[Dataset records]
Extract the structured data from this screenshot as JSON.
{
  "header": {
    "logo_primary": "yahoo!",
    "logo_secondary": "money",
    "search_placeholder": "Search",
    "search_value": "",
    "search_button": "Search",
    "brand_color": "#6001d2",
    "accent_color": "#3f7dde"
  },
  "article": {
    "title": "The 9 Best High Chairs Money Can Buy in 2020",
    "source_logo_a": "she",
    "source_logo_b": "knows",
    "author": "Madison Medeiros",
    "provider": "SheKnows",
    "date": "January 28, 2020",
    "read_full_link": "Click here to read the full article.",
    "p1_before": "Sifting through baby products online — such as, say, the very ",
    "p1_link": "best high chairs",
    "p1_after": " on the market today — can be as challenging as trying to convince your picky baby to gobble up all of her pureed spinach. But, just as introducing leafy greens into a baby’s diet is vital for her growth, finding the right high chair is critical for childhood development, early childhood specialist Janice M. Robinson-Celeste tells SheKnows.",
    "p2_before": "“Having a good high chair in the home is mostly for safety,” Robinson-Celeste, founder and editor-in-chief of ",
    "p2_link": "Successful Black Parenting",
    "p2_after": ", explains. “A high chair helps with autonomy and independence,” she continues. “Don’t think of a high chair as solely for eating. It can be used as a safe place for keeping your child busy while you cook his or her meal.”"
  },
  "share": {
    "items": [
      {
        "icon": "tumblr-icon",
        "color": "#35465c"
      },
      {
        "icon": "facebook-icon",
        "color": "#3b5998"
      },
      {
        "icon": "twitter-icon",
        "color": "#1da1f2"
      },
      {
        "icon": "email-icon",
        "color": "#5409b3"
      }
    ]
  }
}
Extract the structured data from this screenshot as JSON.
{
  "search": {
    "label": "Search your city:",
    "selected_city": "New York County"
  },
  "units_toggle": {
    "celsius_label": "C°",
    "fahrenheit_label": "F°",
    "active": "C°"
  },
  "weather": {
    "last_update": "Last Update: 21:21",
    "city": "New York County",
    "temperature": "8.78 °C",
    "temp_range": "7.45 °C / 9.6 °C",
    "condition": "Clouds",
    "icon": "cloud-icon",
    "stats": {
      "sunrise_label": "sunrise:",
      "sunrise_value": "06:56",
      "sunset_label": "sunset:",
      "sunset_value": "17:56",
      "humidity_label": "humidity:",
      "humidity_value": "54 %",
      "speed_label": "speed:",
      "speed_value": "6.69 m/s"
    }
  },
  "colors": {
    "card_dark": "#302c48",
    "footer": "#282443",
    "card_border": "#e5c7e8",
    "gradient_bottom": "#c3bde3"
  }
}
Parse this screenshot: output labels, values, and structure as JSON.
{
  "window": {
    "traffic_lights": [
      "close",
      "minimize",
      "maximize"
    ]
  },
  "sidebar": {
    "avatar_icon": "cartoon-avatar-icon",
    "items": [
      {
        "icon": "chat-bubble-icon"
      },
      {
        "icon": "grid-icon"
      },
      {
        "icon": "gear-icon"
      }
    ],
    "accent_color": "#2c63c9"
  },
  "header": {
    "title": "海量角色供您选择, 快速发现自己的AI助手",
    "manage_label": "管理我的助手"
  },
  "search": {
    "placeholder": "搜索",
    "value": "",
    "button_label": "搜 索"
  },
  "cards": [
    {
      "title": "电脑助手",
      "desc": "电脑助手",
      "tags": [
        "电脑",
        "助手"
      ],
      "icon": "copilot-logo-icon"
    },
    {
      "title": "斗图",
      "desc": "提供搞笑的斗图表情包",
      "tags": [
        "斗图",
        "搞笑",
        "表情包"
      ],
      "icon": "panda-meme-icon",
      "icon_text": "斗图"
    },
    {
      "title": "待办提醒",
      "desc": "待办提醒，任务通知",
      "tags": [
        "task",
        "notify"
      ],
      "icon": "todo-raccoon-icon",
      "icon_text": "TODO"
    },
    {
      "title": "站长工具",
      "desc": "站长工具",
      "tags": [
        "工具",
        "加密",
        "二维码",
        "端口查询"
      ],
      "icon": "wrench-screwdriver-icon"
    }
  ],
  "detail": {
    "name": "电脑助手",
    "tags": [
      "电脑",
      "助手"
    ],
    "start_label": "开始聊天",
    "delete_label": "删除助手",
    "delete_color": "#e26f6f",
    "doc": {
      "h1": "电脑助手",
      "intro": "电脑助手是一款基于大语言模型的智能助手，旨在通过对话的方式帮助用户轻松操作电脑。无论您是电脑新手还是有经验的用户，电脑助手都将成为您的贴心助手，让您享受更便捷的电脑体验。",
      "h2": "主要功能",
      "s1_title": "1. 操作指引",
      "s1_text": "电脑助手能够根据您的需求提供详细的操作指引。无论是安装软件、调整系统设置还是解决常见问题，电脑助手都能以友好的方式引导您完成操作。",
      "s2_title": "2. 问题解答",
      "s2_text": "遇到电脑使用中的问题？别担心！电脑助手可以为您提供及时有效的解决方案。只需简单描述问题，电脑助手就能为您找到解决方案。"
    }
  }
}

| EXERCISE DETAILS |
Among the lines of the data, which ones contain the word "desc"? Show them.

| RESPONSE BOX |
      "desc": "电脑助手",
      "desc": "提供搞笑的斗图表情包",
      "desc": "待办提醒，任务通知",
      "desc": "站长工具",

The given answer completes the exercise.